I’ve always been a big fan of talk radio, mostly NPR shows like This American Life, Fresh Air, and Radiolab; eventually I have found my way to podcasts, of course, and I devoured Serial, S-Town, Malcom Gladwell’s Revisionist History, Missing Richard Simmons, and many, many others. It’s such a populist art form and a brilliant way to tell stories, share ideas, and explore all the little nooks and crannies that exist in our world. I mean, 15 years ago, would anyone ever have produced a radio show about figuring out why Richard Simmons has disappeared from public life? Or spend a whole series on telling the life-story of an eccentric paranoid genius in Sh**town, Alabama?
Stories have always influenced the direction I think I want to take in life. When I was young and watched Karate Kid, I wanted to take karate. When I saw Top Gun, I wanted to be a pilot. I abandoned both pursuits eventually (made if further in karate than in becoming a pilot). Maybe growing up is choosing a story that inspires you, and sticking with it. It was the story of Paul Farmer as told by Tracy Kidder in Mountain Beyond Mountains that led me to become a doctor. It’s the stories we were both raised on of Jesus physically ministering to the poorest, least powerful, least cared-for that I think serve as the bedrock for why we want to work in global healthcare.

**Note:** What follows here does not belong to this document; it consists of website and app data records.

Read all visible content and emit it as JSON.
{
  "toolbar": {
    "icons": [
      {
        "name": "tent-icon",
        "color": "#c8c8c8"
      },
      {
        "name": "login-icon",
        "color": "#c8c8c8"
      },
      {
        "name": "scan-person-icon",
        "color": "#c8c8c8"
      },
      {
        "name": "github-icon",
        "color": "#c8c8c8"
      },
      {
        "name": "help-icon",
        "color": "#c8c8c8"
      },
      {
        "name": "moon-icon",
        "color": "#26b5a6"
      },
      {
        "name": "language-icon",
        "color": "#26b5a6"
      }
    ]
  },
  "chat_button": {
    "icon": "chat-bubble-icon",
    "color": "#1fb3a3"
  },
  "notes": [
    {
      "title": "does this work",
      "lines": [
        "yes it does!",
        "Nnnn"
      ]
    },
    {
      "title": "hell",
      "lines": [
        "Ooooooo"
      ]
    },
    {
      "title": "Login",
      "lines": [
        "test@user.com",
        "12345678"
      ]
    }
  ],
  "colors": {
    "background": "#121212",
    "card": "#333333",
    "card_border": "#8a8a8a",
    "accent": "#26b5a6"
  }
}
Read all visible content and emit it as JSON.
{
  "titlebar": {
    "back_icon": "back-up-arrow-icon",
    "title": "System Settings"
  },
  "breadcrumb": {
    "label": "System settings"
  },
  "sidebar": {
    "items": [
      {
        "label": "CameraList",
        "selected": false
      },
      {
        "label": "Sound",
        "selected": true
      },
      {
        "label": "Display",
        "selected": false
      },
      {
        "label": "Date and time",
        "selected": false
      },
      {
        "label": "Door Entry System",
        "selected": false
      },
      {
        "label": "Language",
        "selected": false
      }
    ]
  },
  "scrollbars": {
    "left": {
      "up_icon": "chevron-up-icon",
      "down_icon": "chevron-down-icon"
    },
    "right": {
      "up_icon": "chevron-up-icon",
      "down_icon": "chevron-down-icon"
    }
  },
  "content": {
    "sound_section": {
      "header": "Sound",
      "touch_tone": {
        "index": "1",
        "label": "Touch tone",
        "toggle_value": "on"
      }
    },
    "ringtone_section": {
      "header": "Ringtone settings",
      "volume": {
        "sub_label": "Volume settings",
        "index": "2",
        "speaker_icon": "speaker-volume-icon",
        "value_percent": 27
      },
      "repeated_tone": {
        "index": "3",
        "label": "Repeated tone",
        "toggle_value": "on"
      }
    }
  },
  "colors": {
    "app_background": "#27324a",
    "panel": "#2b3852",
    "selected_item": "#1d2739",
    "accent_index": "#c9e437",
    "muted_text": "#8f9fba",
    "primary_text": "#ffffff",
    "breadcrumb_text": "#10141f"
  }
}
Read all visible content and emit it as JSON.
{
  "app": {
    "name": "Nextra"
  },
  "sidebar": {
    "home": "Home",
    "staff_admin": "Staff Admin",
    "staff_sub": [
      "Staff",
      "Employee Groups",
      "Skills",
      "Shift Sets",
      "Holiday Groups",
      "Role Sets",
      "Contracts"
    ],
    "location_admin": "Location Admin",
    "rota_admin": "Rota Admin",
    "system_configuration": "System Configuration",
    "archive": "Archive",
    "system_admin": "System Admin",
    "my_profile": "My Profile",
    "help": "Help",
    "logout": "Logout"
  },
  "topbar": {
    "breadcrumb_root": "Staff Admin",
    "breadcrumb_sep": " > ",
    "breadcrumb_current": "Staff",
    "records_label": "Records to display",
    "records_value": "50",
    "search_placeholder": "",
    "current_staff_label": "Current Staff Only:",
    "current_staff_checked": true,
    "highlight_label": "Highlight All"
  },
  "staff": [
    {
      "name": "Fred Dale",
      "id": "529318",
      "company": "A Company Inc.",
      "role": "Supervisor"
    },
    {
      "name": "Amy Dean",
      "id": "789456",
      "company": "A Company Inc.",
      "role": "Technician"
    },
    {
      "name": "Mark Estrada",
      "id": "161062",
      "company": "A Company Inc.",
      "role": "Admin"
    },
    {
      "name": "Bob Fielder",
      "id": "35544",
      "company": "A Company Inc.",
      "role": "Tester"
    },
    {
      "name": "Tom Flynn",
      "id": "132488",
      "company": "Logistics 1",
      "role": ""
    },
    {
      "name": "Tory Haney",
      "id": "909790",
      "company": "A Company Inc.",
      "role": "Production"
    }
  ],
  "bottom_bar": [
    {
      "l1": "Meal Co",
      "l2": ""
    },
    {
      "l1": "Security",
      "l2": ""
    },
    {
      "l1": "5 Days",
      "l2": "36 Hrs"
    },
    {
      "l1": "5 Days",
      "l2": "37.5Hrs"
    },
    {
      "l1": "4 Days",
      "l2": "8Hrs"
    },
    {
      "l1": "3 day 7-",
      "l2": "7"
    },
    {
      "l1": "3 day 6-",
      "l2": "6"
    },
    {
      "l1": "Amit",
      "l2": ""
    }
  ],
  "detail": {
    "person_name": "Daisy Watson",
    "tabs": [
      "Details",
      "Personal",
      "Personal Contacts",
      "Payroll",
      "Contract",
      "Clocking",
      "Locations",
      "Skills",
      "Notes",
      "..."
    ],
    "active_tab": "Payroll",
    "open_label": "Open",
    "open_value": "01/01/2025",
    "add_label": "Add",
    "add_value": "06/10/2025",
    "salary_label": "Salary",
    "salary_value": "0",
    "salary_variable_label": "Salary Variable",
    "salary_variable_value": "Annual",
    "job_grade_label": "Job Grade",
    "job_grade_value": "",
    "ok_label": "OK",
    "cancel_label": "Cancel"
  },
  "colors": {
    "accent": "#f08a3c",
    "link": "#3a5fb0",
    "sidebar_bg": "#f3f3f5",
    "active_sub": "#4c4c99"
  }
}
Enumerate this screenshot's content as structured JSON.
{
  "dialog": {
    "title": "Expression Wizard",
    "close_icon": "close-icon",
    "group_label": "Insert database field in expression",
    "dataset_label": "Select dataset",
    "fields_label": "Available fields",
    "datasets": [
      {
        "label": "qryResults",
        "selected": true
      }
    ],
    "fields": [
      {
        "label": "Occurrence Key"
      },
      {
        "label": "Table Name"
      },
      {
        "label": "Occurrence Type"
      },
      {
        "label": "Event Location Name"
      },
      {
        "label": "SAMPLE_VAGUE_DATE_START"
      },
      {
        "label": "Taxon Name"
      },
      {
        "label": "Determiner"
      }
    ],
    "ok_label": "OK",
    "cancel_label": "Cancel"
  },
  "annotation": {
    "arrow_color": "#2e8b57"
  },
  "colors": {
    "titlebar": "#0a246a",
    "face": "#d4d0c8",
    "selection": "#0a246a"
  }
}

Truthfully, we are just now figuring out how to enact both of these sensibilities and, other than becoming doctors, we haven’t done that much in the way of caring for the poor other than a couple of short-term trips, relief efforts from afar, small amounts of charitable giving, etc. We’ve been trying to get through school and training, but now that we are finishing up with that part, we are starting to look at each other as we enter our mid-to-late thirties and say, If not now, when? And beyond that, How do we start?
I don’t know how or when the idea of doing a podcast for the site came to my mind. There was no inciting event, or thunderbolt from the sky. I’ve always tried to learn the stories of people working in global neurosurgery. When I was a medical student, I went to the CURE hospital in Uganda, and learned about Dr. Ben Warf, who was the first neurosurgeon I came across that showed me neurosurgery was not only possible, but could thrive in an low-resource setting. When I go to national neurosurgery meetings, they almost always have a session on international neurosurgery efforts, and I am amazed during the presentations by the intelligence and effort of people like Drs. Kee Park, Dilan Ellegala, and Michael Haglund who are changing the paradigm of global neurosurgery. My former senior resident, Will Copeland, made the decision to go right out of residency to live and work in Kenya (with his wife and six kids!), and has shown me it’s really possible. Joy and I think these stories, and stories of people like them, hold the key to figuring out how we are going to achieve our ambitions of joining the global health community.
And so the past few weeks, I’ve learned about microphones and pop-filters, Garage Band and Zencaster, how to use the Seriously Simple Podcasting app for Word Press (how to use Word Press at all really), how to register a podcast with Apple, make a logo, and on and on. I’ve also learned that I am as passionate about this as Joy is, that it is our project. We set out together to become physicians, and eventually a neurosurgeon and trauma surgeon, so we could gain skills we enjoy and that would be useful in global healthcare. Now we are setting out to discover how to employ them, and as part of that, finding, sharing, and learning the stories of people who are already doing just that in a variety of ways.
The podcast will include episodes in which Joy and I tell our story as it unfolds, interview others about their experiences, and reflect on how these interviews are shaping our thinking about what we are going to do next. We have several great interviews lined up already, starting with Sean Dupont, a general surgeon who Joy did residency with, who is just getting started working in Niger, as well as Will Copeland and Kee Park, both of whom I mentioned above. We will talk about how they manage their lives and families, finances and careers, and what inspires them to do the work. Stay tuned!